DATA FOR THIS EXERCISE Start Marker
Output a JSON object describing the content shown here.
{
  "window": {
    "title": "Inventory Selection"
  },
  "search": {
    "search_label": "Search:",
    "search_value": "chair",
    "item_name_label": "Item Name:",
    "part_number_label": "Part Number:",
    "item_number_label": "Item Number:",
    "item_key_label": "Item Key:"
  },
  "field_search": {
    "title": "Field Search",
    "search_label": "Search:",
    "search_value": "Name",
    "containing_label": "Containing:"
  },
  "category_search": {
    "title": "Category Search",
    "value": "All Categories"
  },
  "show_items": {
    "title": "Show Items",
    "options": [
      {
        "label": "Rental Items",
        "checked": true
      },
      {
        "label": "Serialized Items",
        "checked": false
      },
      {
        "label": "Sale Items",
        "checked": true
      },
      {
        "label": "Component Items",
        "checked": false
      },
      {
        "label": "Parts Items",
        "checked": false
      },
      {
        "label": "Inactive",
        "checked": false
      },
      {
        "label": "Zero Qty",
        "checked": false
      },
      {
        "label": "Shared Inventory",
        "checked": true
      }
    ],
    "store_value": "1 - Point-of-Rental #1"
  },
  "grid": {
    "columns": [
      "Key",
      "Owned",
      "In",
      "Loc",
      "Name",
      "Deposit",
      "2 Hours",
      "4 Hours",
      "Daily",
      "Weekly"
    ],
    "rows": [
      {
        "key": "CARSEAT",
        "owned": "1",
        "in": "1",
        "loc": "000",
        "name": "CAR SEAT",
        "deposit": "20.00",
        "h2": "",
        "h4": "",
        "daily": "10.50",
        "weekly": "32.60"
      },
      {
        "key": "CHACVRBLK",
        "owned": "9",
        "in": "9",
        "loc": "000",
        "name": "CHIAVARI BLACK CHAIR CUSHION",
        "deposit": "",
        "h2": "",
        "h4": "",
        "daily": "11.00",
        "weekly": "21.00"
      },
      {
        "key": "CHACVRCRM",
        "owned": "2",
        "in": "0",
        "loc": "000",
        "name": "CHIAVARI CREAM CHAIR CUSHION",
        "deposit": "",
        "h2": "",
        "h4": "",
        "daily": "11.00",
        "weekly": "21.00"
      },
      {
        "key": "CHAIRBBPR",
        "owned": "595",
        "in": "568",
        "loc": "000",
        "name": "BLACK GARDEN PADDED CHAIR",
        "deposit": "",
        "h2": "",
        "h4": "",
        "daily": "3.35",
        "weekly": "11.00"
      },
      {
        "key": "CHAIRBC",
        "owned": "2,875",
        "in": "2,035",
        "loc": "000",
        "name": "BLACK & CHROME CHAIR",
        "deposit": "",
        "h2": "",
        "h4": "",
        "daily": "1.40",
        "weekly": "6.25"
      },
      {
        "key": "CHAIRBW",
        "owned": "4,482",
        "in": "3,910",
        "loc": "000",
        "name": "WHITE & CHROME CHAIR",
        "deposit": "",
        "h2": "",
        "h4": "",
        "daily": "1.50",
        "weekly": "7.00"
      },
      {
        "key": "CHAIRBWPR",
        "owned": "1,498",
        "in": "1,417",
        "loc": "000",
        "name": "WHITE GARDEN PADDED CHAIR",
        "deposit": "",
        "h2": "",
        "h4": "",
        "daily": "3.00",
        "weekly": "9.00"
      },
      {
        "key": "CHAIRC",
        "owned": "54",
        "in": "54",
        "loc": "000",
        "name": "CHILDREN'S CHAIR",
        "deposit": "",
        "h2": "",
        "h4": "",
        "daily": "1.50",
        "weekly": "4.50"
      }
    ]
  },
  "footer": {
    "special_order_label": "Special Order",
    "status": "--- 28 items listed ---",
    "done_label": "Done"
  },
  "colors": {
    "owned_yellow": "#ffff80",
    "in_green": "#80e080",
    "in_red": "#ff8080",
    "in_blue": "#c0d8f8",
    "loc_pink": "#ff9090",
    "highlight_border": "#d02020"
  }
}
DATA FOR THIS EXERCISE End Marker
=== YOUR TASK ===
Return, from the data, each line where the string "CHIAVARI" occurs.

=== WRITTEN SOLUTION ===
        "name": "CHIAVARI BLACK CHAIR CUSHION",
        "name": "CHIAVARI CREAM CHAIR CUSHION",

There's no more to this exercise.